TASK ITEM
When a line in the entries contains the word "machine", copy that line in full.

(Web page and app entries)
= = =

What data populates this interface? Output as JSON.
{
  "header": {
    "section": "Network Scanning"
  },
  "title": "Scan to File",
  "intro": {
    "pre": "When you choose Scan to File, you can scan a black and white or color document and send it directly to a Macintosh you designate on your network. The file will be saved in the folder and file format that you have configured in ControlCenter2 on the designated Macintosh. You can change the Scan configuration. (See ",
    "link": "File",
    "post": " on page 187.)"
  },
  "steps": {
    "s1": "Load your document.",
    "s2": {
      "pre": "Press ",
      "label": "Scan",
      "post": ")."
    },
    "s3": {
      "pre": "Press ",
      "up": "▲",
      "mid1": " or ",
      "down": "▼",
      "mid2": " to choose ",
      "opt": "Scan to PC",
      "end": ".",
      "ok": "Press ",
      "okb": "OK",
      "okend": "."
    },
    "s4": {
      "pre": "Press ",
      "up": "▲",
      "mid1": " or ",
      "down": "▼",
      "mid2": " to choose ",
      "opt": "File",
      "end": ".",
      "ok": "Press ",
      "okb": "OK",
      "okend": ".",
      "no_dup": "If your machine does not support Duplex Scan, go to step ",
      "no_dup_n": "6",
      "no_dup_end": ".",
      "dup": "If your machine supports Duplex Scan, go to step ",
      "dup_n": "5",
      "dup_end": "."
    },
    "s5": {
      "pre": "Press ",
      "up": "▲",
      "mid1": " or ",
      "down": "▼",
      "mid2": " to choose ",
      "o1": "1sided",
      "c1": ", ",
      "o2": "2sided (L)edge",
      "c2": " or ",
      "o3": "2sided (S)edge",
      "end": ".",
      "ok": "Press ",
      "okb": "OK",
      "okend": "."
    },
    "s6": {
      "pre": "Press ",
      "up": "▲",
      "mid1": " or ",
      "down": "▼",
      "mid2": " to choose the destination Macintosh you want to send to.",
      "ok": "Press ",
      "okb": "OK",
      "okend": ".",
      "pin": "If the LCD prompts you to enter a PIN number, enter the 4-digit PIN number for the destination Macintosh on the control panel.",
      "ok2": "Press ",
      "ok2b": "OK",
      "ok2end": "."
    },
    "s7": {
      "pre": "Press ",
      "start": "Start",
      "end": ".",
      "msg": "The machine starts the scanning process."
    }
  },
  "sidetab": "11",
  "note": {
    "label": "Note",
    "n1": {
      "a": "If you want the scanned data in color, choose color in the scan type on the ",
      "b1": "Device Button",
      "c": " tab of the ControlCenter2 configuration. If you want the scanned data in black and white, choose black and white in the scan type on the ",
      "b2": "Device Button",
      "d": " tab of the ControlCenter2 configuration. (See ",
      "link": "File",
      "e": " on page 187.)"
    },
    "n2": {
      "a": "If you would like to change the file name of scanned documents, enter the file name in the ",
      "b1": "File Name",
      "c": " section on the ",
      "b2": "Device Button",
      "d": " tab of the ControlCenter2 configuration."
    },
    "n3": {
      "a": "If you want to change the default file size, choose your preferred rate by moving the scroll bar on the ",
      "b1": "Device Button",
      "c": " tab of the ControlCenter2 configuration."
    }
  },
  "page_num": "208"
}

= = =

THE ANSWER
      "no_dup": "If your machine does not support Duplex Scan, go to step ",
      "dup": "If your machine supports Duplex Scan, go to step ",
      "msg": "The machine starts the scanning process."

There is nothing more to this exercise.